Records for the exercise>
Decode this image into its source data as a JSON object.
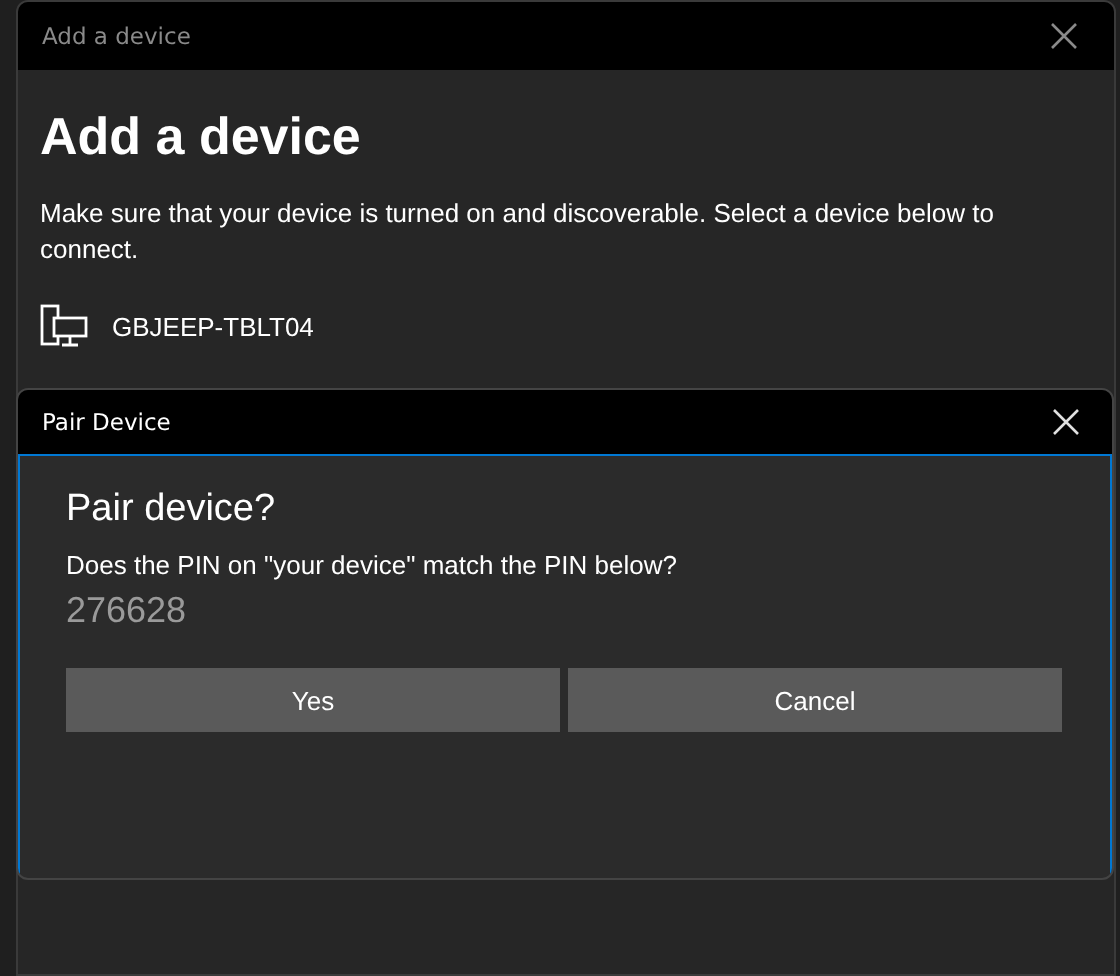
{
  "window": {
    "title": "Add a device"
  },
  "heading": "Add a device",
  "instructions": "Make sure that your device is turned on and discoverable. Select a device below to connect.",
  "devices": [
    {
      "name": "GBJEEP-TBLT04"
    }
  ],
  "dialog": {
    "title": "Pair Device",
    "heading": "Pair device?",
    "question": "Does the PIN on \"your device\" match the PIN below?",
    "pin": "276628",
    "buttons": [
      {
        "label": "Yes"
      },
      {
        "label": "Cancel"
      }
    ]
  }
}
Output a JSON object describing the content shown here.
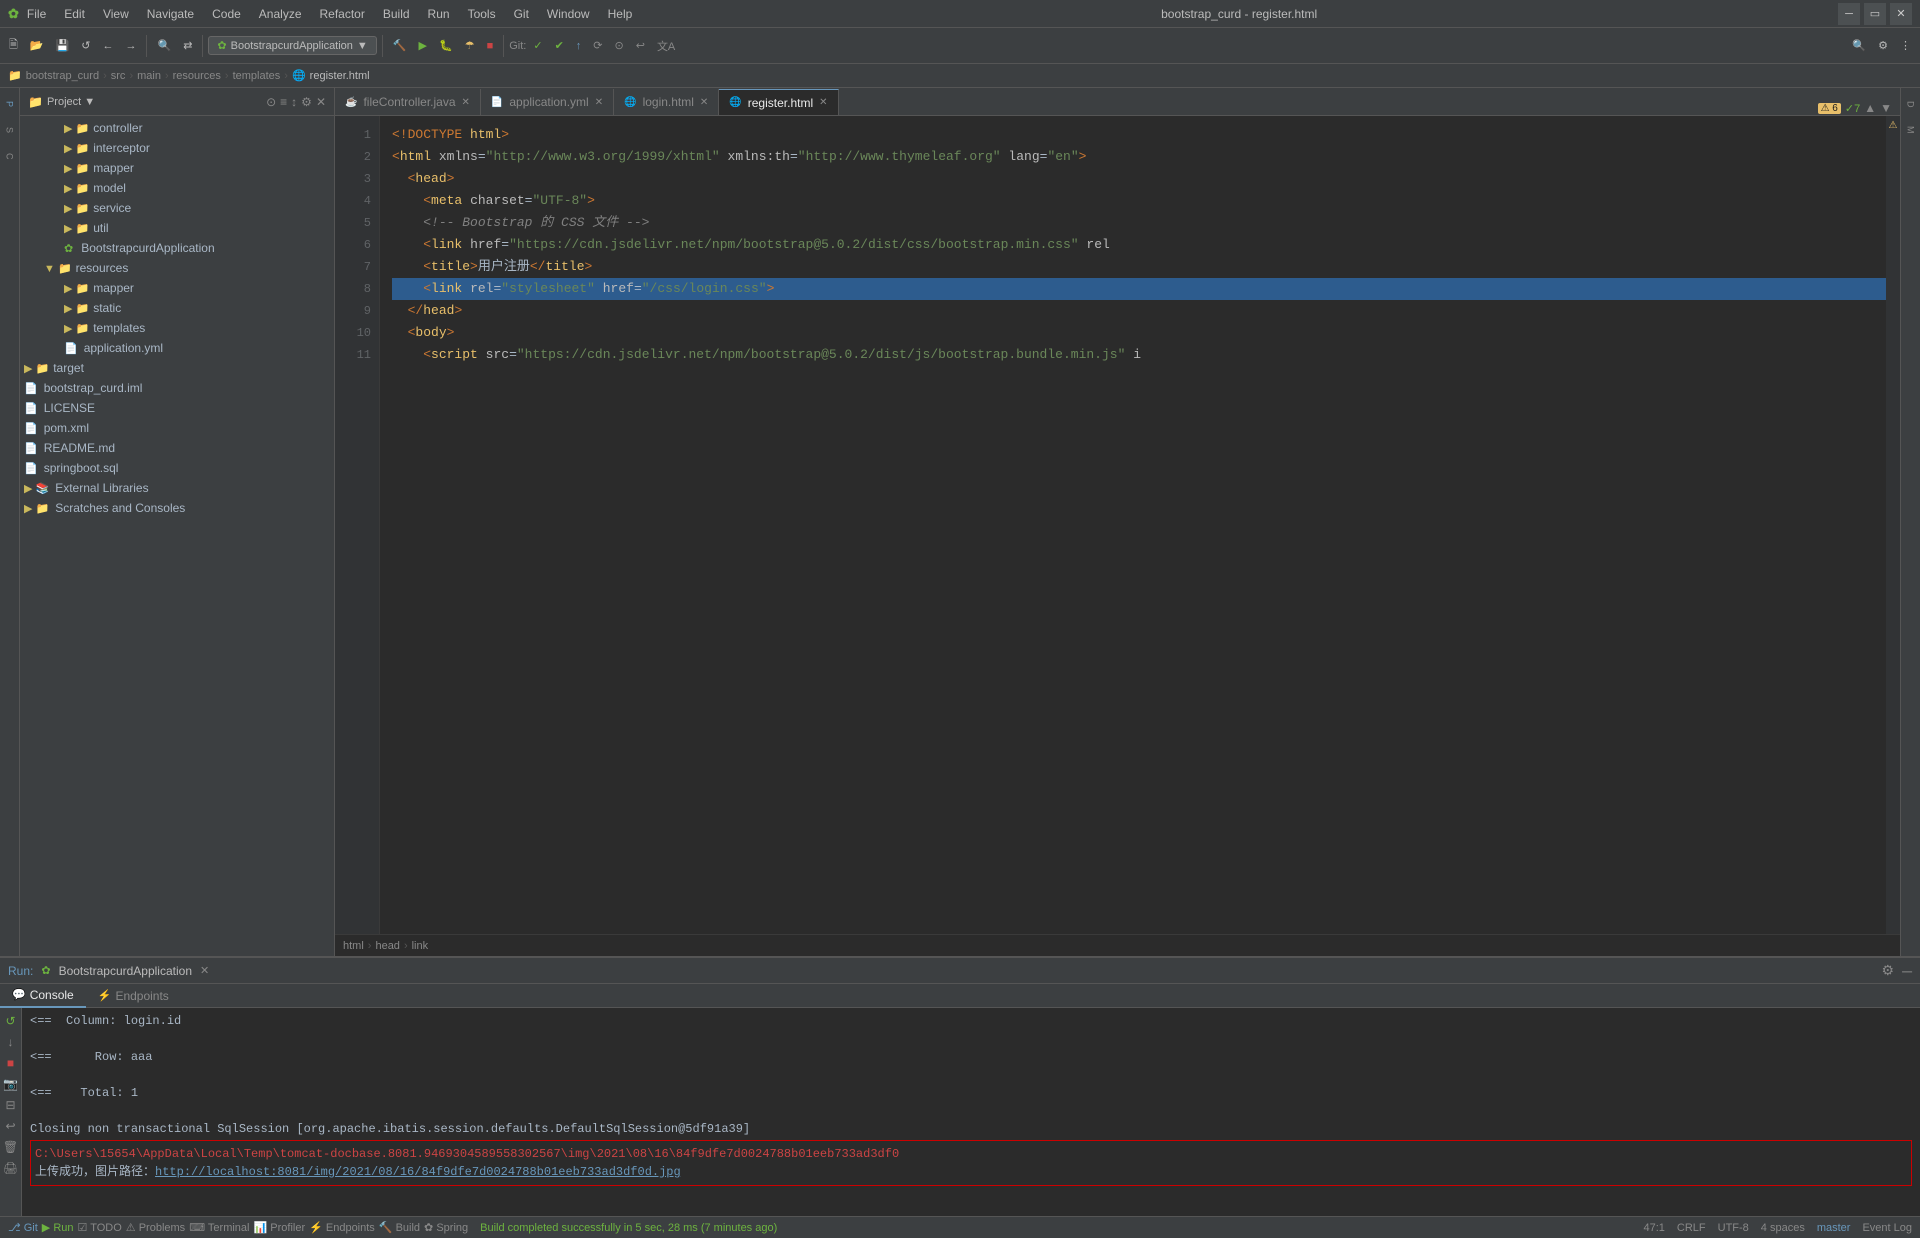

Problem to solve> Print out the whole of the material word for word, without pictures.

Problem solution>
Decode this image into its source data as a JSON object.
{
  "window": {
    "title": "Add a device"
  },
  "heading": "Add a device",
  "instructions": "Make sure that your device is turned on and discoverable. Select a device below to connect.",
  "devices": [
    {
      "name": "GBJEEP-TBLT04"
    }
  ],
  "dialog": {
    "title": "Pair Device",
    "heading": "Pair device?",
    "question": "Does the PIN on \"your device\" match the PIN below?",
    "pin": "276628",
    "buttons": [
      {
        "label": "Yes"
      },
      {
        "label": "Cancel"
      }
    ]
  }
}
Output a JSON object describing the content shown here.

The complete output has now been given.